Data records
□ □ □
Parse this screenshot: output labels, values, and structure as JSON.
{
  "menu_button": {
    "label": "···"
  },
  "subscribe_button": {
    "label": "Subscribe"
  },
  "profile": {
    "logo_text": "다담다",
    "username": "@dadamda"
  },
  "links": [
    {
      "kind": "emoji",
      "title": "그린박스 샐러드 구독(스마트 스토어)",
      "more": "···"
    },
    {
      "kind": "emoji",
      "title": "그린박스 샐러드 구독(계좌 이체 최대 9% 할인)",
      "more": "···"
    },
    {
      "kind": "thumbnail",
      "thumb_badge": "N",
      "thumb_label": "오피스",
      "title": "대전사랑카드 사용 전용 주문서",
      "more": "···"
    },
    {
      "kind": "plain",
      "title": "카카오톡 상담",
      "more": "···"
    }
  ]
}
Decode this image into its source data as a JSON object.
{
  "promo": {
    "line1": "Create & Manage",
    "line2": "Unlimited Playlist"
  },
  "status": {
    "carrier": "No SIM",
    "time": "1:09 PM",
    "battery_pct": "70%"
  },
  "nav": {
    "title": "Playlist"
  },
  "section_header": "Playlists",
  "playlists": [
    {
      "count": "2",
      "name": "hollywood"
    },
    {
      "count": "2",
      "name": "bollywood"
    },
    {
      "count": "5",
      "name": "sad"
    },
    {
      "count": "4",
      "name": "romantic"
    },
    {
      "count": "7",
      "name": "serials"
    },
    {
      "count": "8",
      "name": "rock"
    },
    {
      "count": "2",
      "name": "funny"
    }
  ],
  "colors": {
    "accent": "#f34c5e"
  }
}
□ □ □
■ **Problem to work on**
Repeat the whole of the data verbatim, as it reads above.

■ **Answer to this task**
Parse this screenshot: output labels, values, and structure as JSON.
{
  "menu_button": {
    "label": "···"
  },
  "subscribe_button": {
    "label": "Subscribe"
  },
  "profile": {
    "logo_text": "다담다",
    "username": "@dadamda"
  },
  "links": [
    {
      "kind": "emoji",
      "title": "그린박스 샐러드 구독(스마트 스토어)",
      "more": "···"
    },
    {
      "kind": "emoji",
      "title": "그린박스 샐러드 구독(계좌 이체 최대 9% 할인)",
      "more": "···"
    },
    {
      "kind": "thumbnail",
      "thumb_badge": "N",
      "thumb_label": "오피스",
      "title": "대전사랑카드 사용 전용 주문서",
      "more": "···"
    },
    {
      "kind": "plain",
      "title": "카카오톡 상담",
      "more": "···"
    }
  ]
}
Decode this image into its source data as a JSON object.
{
  "promo": {
    "line1": "Create & Manage",
    "line2": "Unlimited Playlist"
  },
  "status": {
    "carrier": "No SIM",
    "time": "1:09 PM",
    "battery_pct": "70%"
  },
  "nav": {
    "title": "Playlist"
  },
  "section_header": "Playlists",
  "playlists": [
    {
      "count": "2",
      "name": "hollywood"
    },
    {
      "count": "2",
      "name": "bollywood"
    },
    {
      "count": "5",
      "name": "sad"
    },
    {
      "count": "4",
      "name": "romantic"
    },
    {
      "count": "7",
      "name": "serials"
    },
    {
      "count": "8",
      "name": "rock"
    },
    {
      "count": "2",
      "name": "funny"
    }
  ],
  "colors": {
    "accent": "#f34c5e"
  }
}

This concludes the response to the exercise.